EXERCISE PROMPT:
All of the records shown below need to be copied with no differences.

(Dataset items)
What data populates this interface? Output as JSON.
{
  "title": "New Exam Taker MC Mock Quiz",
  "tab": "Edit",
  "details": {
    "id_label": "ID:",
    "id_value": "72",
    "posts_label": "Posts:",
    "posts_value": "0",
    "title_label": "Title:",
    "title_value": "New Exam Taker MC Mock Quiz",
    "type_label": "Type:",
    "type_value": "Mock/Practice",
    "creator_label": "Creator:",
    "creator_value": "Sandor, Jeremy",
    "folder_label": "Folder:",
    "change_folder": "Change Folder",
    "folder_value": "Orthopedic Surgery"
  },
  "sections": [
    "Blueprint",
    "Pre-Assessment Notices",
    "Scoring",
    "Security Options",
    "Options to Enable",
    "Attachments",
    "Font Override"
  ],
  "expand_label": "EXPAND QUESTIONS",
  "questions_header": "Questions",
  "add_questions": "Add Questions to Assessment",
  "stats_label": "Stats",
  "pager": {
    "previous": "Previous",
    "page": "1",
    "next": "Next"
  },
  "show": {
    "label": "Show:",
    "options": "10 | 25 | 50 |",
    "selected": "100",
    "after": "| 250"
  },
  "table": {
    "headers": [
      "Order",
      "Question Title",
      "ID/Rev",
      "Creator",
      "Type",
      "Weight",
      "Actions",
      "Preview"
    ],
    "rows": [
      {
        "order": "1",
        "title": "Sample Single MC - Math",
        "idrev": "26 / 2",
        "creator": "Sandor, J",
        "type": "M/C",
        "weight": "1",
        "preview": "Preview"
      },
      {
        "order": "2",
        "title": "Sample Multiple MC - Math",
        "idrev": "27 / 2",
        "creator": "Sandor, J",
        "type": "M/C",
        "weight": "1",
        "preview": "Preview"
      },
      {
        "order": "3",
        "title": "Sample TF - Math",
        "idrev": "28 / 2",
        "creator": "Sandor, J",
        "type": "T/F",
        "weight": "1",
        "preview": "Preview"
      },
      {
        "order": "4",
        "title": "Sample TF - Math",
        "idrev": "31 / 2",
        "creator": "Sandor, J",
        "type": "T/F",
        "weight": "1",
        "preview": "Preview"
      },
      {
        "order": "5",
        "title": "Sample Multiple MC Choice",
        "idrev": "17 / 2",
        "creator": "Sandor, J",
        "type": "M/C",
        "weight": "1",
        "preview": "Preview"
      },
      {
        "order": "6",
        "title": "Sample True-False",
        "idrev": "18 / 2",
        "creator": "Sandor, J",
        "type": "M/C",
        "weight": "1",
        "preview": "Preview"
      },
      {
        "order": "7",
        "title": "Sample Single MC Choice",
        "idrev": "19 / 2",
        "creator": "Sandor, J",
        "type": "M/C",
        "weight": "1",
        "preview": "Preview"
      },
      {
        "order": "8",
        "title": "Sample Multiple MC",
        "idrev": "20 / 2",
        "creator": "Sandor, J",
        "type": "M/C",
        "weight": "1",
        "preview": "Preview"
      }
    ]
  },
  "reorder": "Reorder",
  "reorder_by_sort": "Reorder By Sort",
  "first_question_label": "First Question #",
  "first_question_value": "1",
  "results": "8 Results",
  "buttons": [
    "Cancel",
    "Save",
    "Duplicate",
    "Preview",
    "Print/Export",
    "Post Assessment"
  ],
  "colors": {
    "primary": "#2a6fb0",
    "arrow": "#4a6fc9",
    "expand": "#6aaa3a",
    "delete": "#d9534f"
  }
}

WRITTEN ANSWER:
What data populates this interface? Output as JSON.
{
  "title": "New Exam Taker MC Mock Quiz",
  "tab": "Edit",
  "details": {
    "id_label": "ID:",
    "id_value": "72",
    "posts_label": "Posts:",
    "posts_value": "0",
    "title_label": "Title:",
    "title_value": "New Exam Taker MC Mock Quiz",
    "type_label": "Type:",
    "type_value": "Mock/Practice",
    "creator_label": "Creator:",
    "creator_value": "Sandor, Jeremy",
    "folder_label": "Folder:",
    "change_folder": "Change Folder",
    "folder_value": "Orthopedic Surgery"
  },
  "sections": [
    "Blueprint",
    "Pre-Assessment Notices",
    "Scoring",
    "Security Options",
    "Options to Enable",
    "Attachments",
    "Font Override"
  ],
  "expand_label": "EXPAND QUESTIONS",
  "questions_header": "Questions",
  "add_questions": "Add Questions to Assessment",
  "stats_label": "Stats",
  "pager": {
    "previous": "Previous",
    "page": "1",
    "next": "Next"
  },
  "show": {
    "label": "Show:",
    "options": "10 | 25 | 50 |",
    "selected": "100",
    "after": "| 250"
  },
  "table": {
    "headers": [
      "Order",
      "Question Title",
      "ID/Rev",
      "Creator",
      "Type",
      "Weight",
      "Actions",
      "Preview"
    ],
    "rows": [
      {
        "order": "1",
        "title": "Sample Single MC - Math",
        "idrev": "26 / 2",
        "creator": "Sandor, J",
        "type": "M/C",
        "weight": "1",
        "preview": "Preview"
      },
      {
        "order": "2",
        "title": "Sample Multiple MC - Math",
        "idrev": "27 / 2",
        "creator": "Sandor, J",
        "type": "M/C",
        "weight": "1",
        "preview": "Preview"
      },
      {
        "order": "3",
        "title": "Sample TF - Math",
        "idrev": "28 / 2",
        "creator": "Sandor, J",
        "type": "T/F",
        "weight": "1",
        "preview": "Preview"
      },
      {
        "order": "4",
        "title": "Sample TF - Math",
        "idrev": "31 / 2",
        "creator": "Sandor, J",
        "type": "T/F",
        "weight": "1",
        "preview": "Preview"
      },
      {
        "order": "5",
        "title": "Sample Multiple MC Choice",
        "idrev": "17 / 2",
        "creator": "Sandor, J",
        "type": "M/C",
        "weight": "1",
        "preview": "Preview"
      },
      {
        "order": "6",
        "title": "Sample True-False",
        "idrev": "18 / 2",
        "creator": "Sandor, J",
        "type": "M/C",
        "weight": "1",
        "preview": "Preview"
      },
      {
        "order": "7",
        "title": "Sample Single MC Choice",
        "idrev": "19 / 2",
        "creator": "Sandor, J",
        "type": "M/C",
        "weight": "1",
        "preview": "Preview"
      },
      {
        "order": "8",
        "title": "Sample Multiple MC",
        "idrev": "20 / 2",
        "creator": "Sandor, J",
        "type": "M/C",
        "weight": "1",
        "preview": "Preview"
      }
    ]
  },
  "reorder": "Reorder",
  "reorder_by_sort": "Reorder By Sort",
  "first_question_label": "First Question #",
  "first_question_value": "1",
  "results": "8 Results",
  "buttons": [
    "Cancel",
    "Save",
    "Duplicate",
    "Preview",
    "Print/Export",
    "Post Assessment"
  ],
  "colors": {
    "primary": "#2a6fb0",
    "arrow": "#4a6fc9",
    "expand": "#6aaa3a",
    "delete": "#d9534f"
  }
}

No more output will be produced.